WORK INSTRUCTIONS: Exactly and only the lines from the line holding "Parse this screenshot: output" to the end of the records should be reproduced. Leave pictures out.

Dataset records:
····················

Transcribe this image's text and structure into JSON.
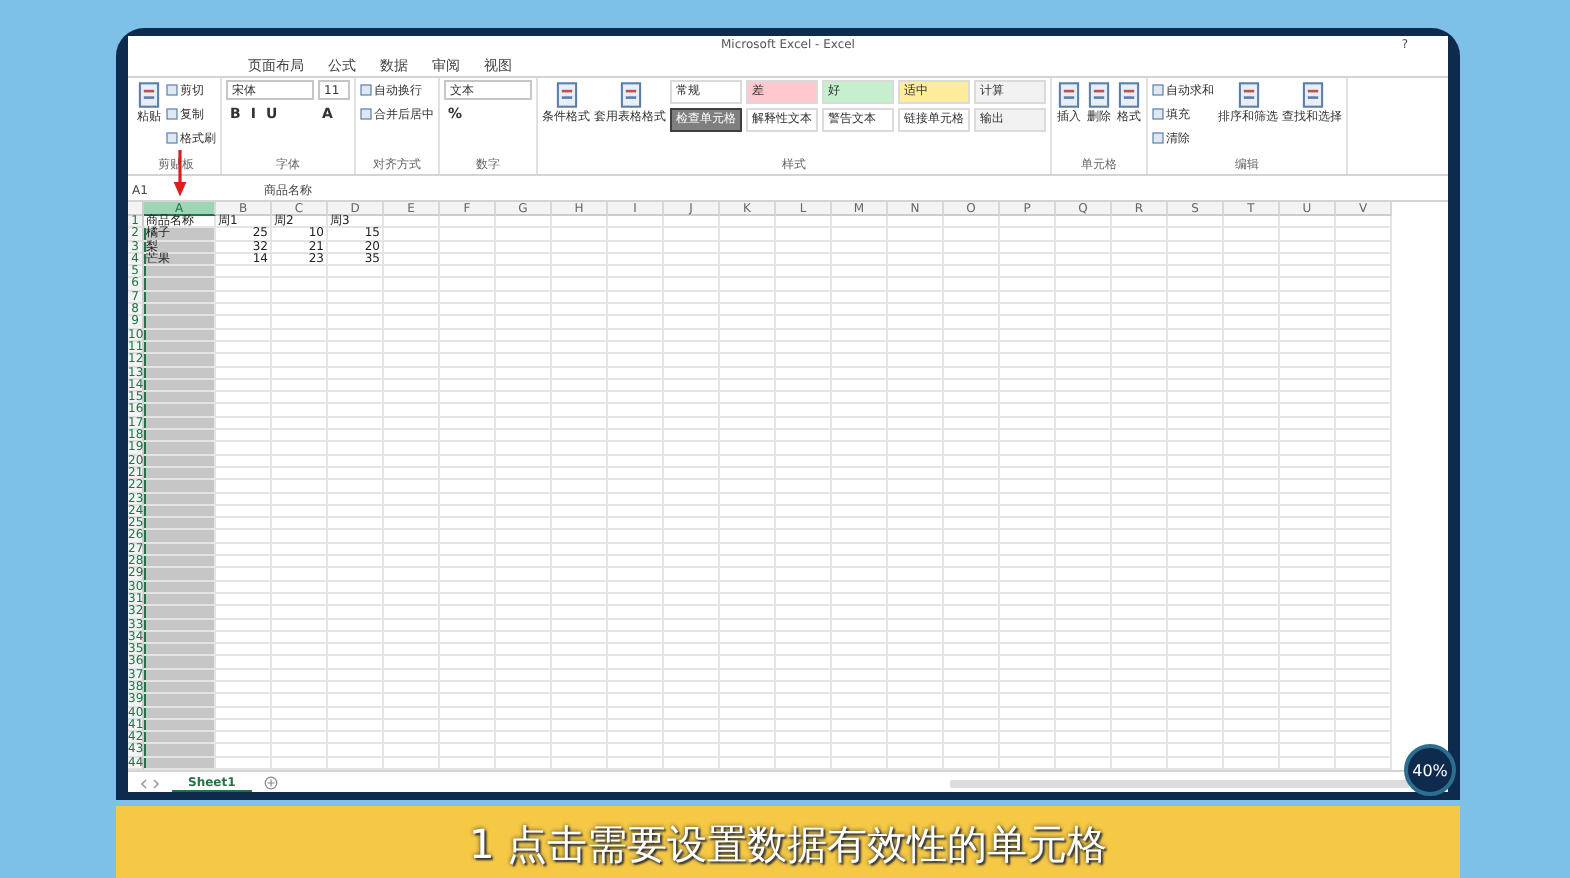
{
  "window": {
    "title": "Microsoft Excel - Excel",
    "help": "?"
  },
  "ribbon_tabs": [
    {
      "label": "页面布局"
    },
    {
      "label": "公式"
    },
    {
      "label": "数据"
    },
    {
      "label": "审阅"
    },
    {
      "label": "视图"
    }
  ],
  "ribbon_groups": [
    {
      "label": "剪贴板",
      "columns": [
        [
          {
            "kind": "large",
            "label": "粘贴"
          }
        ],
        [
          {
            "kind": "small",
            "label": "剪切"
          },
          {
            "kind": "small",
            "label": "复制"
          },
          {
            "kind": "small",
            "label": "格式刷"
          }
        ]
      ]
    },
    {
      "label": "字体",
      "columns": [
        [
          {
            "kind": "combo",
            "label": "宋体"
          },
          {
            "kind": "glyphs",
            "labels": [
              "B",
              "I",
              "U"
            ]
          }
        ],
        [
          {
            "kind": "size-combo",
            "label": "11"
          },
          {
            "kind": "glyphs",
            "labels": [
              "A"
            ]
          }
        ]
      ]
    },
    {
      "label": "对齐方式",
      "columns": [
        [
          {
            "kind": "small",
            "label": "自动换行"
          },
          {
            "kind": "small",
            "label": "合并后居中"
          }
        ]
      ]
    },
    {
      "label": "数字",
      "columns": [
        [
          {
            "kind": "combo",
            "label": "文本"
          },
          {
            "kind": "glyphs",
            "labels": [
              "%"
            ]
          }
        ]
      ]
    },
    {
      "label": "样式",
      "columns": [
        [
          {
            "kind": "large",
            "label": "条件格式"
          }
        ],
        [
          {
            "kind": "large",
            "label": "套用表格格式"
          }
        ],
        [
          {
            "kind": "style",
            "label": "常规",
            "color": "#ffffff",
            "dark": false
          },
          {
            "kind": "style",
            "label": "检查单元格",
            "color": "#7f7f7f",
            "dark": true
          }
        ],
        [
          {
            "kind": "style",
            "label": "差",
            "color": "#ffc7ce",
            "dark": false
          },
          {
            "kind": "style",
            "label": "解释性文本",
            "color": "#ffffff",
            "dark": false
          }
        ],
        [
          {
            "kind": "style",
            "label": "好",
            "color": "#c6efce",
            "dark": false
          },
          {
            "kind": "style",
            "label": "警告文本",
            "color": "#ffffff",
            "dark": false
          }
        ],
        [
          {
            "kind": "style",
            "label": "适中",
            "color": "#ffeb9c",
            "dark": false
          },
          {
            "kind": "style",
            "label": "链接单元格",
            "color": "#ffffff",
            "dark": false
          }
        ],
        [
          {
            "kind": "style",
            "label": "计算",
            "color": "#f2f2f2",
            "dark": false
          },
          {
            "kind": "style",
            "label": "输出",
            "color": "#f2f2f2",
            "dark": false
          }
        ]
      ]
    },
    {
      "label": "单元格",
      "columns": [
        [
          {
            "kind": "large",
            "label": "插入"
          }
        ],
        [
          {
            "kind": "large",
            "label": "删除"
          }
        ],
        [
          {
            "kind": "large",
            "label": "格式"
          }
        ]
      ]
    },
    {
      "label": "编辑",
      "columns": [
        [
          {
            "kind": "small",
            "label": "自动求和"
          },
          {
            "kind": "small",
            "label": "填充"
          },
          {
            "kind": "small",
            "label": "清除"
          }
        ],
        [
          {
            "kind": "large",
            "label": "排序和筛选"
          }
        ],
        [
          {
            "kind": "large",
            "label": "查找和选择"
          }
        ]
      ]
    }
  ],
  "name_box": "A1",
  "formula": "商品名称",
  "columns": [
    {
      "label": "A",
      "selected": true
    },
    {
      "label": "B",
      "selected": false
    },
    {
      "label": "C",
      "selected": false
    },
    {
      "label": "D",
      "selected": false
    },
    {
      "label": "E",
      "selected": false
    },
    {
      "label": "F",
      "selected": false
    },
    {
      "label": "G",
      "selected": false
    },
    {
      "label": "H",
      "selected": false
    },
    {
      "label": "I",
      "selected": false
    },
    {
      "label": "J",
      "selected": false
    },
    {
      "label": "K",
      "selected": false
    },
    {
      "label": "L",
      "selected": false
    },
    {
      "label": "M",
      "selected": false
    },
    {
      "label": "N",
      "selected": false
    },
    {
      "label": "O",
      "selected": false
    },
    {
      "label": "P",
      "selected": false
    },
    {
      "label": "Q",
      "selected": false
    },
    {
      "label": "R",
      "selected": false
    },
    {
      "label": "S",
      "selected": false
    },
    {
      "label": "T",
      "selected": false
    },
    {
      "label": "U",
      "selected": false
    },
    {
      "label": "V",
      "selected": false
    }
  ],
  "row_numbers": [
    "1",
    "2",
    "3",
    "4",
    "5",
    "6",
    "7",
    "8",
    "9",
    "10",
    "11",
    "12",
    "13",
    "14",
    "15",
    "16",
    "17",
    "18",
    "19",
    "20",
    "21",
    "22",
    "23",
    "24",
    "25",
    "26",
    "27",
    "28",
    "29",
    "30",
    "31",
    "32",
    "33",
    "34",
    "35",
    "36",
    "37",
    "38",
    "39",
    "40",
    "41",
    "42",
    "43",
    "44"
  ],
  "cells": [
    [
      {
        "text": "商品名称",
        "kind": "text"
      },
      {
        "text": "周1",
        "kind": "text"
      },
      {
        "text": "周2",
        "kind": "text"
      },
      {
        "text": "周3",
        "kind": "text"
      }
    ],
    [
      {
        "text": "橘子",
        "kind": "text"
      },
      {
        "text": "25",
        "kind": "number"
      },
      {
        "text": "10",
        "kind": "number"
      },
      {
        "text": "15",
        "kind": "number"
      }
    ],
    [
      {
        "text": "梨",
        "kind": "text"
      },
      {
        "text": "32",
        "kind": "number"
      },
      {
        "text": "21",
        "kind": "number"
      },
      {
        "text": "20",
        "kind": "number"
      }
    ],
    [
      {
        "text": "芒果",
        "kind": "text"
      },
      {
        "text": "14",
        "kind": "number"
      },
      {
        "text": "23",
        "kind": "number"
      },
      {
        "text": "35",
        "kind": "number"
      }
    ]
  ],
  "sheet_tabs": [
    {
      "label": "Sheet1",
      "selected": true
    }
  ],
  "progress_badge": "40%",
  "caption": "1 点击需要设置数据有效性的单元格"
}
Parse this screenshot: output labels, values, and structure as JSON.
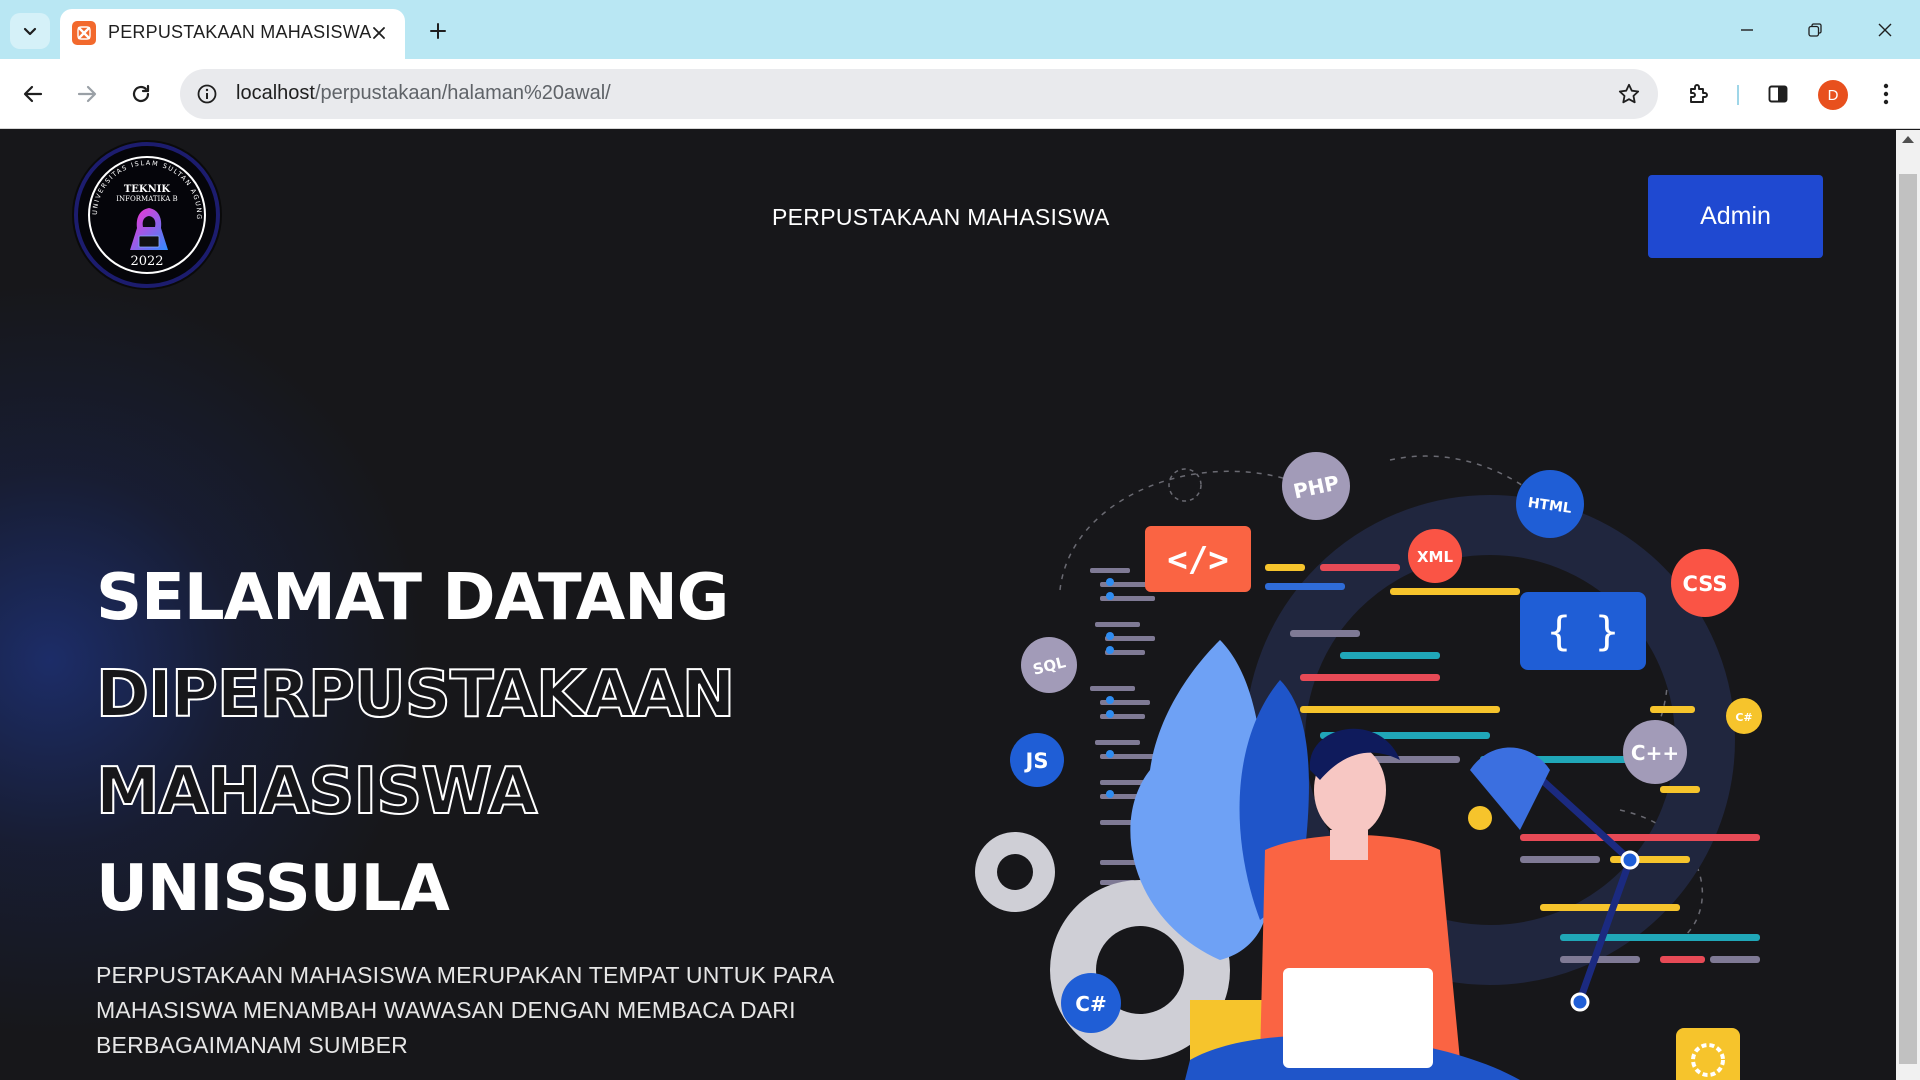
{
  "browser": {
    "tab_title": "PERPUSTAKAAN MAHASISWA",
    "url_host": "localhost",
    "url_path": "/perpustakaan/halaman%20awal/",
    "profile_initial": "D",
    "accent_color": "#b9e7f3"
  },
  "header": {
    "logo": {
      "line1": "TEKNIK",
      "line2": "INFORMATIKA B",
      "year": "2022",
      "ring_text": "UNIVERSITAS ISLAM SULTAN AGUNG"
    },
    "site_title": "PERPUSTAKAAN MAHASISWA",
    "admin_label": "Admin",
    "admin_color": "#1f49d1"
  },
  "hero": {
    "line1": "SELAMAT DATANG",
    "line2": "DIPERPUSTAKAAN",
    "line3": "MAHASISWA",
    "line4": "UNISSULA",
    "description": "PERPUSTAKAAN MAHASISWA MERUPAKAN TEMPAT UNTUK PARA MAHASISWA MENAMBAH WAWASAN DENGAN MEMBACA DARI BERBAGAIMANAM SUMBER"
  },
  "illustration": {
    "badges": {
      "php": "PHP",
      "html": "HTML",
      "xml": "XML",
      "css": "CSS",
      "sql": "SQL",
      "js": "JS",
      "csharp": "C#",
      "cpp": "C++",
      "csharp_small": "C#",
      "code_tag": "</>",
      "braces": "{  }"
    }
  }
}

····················

PROBLEM SOLUTION:
Parse this screenshot: output labels, values, and structure as JSON.
{
  "browser": {
    "tab_title": "PERPUSTAKAAN MAHASISWA",
    "url_host": "localhost",
    "url_path": "/perpustakaan/halaman%20awal/",
    "profile_initial": "D",
    "accent_color": "#b9e7f3"
  },
  "header": {
    "logo": {
      "line1": "TEKNIK",
      "line2": "INFORMATIKA B",
      "year": "2022",
      "ring_text": "UNIVERSITAS ISLAM SULTAN AGUNG"
    },
    "site_title": "PERPUSTAKAAN MAHASISWA",
    "admin_label": "Admin",
    "admin_color": "#1f49d1"
  },
  "hero": {
    "line1": "SELAMAT DATANG",
    "line2": "DIPERPUSTAKAAN",
    "line3": "MAHASISWA",
    "line4": "UNISSULA",
    "description": "PERPUSTAKAAN MAHASISWA MERUPAKAN TEMPAT UNTUK PARA MAHASISWA MENAMBAH WAWASAN DENGAN MEMBACA DARI BERBAGAIMANAM SUMBER"
  },
  "illustration": {
    "badges": {
      "php": "PHP",
      "html": "HTML",
      "xml": "XML",
      "css": "CSS",
      "sql": "SQL",
      "js": "JS",
      "csharp": "C#",
      "cpp": "C++",
      "csharp_small": "C#",
      "code_tag": "</>",
      "braces": "{  }"
    }
  }
}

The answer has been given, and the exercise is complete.